First-year Geisel School of Medicine student Nara Michaelson is a quintessential Gemini. Those born under this zodiac sign are said to possess a natural duality: they revel in a life of the mind yet have an unending urge to communicate with others and to express themselves.
As both an aspiring physician and a musician, it’s no surprise that Michaelson is comfortable with this duality—she believes rather than being at odds, music can complement, renew, and strengthen a life in medicine. “Music contributes to my emotional wellbeing. Playing piano also enhances my ability to pay attention to the smallest details,” she says. For her, this may mean being able to pick up and understand nuances in a patient’s emotional state, which, she notes, may lead to a better treatment outcome.
Music and medicine have long been connected. Both disciplines require endless hours of training and dedicated practice to be successful. Both can powerfully influence intimate human connections. And finely honed listening skills enable musicians and physicians to tap into nuances that go beyond the technical languages that define their respective fields. Examples of this symbiosis are two commonly used and widely recognized physician’s instruments: the tuning fork and the stethoscope. Nineteenth century French physician and amateur flautist Rene Laënnec designed the stethoscope to better listen to the sounds of his patients’ hearts and lungs. John Shore, an eighteenth century musician and instrument maker, invented the tuning fork, which is used by physicians today to test a patient’s sense of hearing and vibration—as well as for tuning the old Steinway,
And for Michaelson, that harmony is a longtime interest in neuroscience. As an undergraduate, she studied brain and cognitive sciences at the Massachusetts Institute of Technology (MIT) where she conducted research on the brain’s cognitive reward circuitry. (Relatedly, music is a complex activity engaging the reward system deep in our brains that is important to motivation and emotion.) While at MIT, she received funding to study the biological basis of anxiety and depression at the Max Planck Institute in Munich, Germany.

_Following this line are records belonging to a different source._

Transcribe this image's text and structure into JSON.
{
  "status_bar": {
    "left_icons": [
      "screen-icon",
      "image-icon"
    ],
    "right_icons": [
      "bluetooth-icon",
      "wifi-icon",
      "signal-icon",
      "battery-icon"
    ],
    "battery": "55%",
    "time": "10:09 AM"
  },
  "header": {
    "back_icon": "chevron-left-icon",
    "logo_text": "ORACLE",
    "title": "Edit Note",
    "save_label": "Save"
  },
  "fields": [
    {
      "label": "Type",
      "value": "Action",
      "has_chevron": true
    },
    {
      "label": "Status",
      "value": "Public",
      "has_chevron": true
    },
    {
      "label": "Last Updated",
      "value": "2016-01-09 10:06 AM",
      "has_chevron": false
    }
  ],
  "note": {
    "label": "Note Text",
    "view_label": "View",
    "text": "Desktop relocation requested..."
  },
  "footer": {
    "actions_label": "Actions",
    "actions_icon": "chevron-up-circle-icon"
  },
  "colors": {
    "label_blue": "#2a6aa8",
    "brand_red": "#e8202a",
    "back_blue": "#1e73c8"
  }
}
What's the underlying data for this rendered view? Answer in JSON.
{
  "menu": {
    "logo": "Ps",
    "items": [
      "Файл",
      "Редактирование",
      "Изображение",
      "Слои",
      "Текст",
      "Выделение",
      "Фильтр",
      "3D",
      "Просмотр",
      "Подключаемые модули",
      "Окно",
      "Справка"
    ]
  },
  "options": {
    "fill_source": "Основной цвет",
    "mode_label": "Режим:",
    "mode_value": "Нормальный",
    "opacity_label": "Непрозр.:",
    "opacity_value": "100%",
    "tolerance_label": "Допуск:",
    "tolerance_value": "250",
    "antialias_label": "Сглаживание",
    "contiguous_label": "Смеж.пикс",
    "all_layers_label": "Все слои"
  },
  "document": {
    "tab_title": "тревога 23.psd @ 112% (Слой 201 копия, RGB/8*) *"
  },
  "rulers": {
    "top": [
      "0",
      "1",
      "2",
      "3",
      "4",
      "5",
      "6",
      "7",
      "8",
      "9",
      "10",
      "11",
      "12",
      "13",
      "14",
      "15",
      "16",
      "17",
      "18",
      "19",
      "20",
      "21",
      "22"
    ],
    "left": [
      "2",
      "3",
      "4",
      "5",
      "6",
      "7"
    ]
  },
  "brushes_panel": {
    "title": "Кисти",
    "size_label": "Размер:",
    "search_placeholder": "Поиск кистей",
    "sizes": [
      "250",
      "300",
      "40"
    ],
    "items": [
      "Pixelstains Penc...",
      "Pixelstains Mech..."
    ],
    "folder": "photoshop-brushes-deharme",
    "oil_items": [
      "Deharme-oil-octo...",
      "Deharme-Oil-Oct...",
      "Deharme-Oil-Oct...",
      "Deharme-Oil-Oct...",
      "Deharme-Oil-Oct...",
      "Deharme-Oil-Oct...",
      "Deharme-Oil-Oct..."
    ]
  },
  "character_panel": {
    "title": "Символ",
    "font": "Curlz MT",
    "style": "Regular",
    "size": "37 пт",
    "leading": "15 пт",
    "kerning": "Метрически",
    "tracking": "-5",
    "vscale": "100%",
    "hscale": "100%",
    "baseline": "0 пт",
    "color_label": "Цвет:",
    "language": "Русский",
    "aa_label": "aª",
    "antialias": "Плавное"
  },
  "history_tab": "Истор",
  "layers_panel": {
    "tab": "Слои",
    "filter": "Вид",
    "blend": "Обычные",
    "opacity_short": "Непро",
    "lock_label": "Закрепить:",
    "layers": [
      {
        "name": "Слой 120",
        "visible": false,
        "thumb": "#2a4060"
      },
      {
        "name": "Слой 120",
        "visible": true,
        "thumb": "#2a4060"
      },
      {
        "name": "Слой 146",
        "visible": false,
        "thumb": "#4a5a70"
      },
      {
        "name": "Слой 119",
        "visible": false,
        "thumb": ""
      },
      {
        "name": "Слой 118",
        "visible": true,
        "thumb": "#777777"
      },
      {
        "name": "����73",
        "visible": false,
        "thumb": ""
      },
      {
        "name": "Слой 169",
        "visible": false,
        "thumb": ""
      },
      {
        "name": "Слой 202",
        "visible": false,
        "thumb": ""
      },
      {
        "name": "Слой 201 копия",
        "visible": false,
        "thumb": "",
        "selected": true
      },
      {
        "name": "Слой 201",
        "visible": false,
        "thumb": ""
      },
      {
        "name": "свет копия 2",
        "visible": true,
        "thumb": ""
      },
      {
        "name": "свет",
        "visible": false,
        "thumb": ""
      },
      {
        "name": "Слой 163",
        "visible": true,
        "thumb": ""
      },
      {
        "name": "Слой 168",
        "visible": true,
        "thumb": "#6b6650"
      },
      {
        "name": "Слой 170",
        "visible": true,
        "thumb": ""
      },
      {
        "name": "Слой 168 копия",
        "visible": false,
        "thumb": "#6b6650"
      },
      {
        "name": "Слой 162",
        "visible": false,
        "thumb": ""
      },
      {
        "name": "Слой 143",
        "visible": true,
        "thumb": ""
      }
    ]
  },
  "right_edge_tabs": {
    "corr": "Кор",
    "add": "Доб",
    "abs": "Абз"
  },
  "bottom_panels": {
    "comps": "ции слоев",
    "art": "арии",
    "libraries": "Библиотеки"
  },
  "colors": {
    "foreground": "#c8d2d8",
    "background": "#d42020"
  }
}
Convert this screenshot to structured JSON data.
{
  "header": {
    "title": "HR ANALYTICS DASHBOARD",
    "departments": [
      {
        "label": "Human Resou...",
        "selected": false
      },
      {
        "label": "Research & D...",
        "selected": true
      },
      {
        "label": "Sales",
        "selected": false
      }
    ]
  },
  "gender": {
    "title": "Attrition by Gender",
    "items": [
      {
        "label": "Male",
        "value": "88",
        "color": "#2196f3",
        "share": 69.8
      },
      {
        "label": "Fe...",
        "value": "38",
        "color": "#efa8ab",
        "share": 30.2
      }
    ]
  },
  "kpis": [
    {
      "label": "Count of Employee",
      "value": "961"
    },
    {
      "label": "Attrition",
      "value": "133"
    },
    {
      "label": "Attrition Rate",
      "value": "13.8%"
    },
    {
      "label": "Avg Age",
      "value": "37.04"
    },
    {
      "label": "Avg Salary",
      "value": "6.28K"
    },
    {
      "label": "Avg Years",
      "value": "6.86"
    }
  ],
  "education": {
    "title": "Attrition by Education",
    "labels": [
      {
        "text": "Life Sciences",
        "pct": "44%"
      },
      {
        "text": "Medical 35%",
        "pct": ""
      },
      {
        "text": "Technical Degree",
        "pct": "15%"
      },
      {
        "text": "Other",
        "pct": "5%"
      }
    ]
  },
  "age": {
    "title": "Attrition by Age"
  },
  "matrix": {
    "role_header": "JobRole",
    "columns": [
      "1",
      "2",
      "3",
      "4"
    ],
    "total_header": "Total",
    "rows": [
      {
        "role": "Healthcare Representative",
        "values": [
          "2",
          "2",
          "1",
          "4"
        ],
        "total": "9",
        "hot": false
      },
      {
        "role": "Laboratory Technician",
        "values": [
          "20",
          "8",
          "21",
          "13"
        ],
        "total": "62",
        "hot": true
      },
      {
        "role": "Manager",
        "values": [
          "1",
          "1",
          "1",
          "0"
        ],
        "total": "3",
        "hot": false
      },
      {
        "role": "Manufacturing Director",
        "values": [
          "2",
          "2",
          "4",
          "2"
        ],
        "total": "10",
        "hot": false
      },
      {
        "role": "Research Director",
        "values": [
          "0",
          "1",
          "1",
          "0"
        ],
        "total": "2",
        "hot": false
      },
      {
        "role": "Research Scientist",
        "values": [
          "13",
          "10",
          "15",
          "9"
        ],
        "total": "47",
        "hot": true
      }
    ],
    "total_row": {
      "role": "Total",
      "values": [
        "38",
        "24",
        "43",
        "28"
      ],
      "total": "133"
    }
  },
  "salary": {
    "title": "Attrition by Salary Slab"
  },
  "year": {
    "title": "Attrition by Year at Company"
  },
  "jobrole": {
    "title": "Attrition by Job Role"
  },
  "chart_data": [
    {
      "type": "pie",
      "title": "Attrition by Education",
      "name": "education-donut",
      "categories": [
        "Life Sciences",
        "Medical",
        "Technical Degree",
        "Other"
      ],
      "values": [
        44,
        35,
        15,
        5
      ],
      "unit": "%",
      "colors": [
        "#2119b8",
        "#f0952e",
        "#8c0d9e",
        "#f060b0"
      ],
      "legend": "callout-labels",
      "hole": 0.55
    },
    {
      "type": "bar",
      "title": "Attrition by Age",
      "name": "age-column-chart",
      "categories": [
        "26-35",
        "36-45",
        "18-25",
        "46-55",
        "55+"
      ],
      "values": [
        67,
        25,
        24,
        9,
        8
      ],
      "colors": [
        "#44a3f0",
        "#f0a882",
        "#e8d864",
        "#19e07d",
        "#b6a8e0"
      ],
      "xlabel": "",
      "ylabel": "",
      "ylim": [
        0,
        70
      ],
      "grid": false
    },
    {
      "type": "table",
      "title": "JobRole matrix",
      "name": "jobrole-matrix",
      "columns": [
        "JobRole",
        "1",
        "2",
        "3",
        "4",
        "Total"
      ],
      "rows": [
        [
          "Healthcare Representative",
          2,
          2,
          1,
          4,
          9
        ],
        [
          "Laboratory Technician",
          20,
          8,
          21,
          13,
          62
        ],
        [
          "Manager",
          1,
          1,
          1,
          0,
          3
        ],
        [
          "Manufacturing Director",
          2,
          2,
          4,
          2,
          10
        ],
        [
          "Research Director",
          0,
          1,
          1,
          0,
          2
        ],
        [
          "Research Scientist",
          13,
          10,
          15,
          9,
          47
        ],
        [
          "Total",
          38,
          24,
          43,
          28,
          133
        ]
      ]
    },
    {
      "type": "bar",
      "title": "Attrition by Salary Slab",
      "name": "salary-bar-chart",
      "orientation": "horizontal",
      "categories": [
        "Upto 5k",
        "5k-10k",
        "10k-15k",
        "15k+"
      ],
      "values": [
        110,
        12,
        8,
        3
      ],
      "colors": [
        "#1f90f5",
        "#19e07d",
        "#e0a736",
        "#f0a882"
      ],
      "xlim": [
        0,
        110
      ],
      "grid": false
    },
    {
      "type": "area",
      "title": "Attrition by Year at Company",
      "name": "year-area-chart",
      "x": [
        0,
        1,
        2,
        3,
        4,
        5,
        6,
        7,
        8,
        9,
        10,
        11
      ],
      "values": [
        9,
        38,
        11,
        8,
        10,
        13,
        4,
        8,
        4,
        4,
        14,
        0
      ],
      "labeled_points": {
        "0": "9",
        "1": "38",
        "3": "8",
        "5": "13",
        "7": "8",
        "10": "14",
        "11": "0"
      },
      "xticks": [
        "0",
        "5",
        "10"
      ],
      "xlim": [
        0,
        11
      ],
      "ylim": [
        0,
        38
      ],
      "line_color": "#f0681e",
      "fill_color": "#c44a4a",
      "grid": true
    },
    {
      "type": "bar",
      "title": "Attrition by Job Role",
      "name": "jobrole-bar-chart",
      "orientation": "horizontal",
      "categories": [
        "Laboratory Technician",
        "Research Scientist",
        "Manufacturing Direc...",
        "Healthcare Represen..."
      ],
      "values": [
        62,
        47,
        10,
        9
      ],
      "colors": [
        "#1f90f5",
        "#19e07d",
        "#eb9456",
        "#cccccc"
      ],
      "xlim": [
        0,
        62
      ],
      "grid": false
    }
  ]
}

After graduating with honors, she landed a job as a researcher in a lab at the Center for Neurologic Diseases at Harvard Medical School where she explored the underlying genetics of Multiple Sclerosis (MS). Her research there focused on a T cell marker that correlated with a susceptibility to MS; her findings were published in the Journal of Immunology. When the lab relocated to Yale School of Medicine, Michaelson was instrumental in the logistics of its transfer, becoming a founding member of the lab.
Even though Michaelson was happy to continue with a career in research, medicine and thoughts of becoming a doctor were also on her mind. When the timing felt right she applied to medical school.
“Looking back, I’m happy that I had those research experiences—they really helped me. When thinking about medical school, everybody I talked to told me that rather than following a set timeline, I should remain true to myself. I’d know when I was ready. They were right,” she says of her decision to become a physician.
“I’m very happy here and I’m thankful for all of the many opportunities to get involved in this exciting place,” she says. “Saying you have a tight community doesn’t make it so, but it’s true here. At Geisel you aren’t a number, you are a person, and that attitude will influence how I care for patients,” she adds.
Growing up in a large Midwestern state lacking sufficient health care for much of its rural population, Michaelson is well aware of the financial and emotional challenges in caring for patients, particularly the uninsured—a point brought home during a class discussion about the cost of their care. Recalling how many neighbors in her hometown would travel miles to seek medical care at a free clinic that was open only a few days each month, she says people don’t always stop to think about who the uninsured are.
“Often they are viewed as being a huge financial burden on the health-care system, but if you aren’t, or haven’t been, in their situation you may not be able appreciate the person behind the patient. So many people fall through the cracks and it’s not their fault,” she says. “Not having health insurance is not a personal failing—I think one of our long-term goals should be to help empower people to overcome their financial struggles, lead healthier lives, and become a sustaining force for inspiration in their communities.”
Her life mirrors her convictions. Serving as a constant reminder to be the best she can be each day, she is guided by a phrase she first heard as a child: One who is master of others is great; one who is master of oneself is greater still.
Drawing on her passionate belief in music’s healing power, Michaelson, who began studying piano and performing at a young age, shares her love of music performing for nursing home residents and in community centers. And to balance her hectic life as a medical student, she regularly sings with a Dartmouth a cappella group—immersed in the moment, she says singing’s rhythmic patterns work their magic by melting away the day’s stress.
“Music is an important part of my life and it balances out the intense academics,” she says. “As with medicine, when you finally reach a certain level of mastery it’s amazing what you can accomplish.”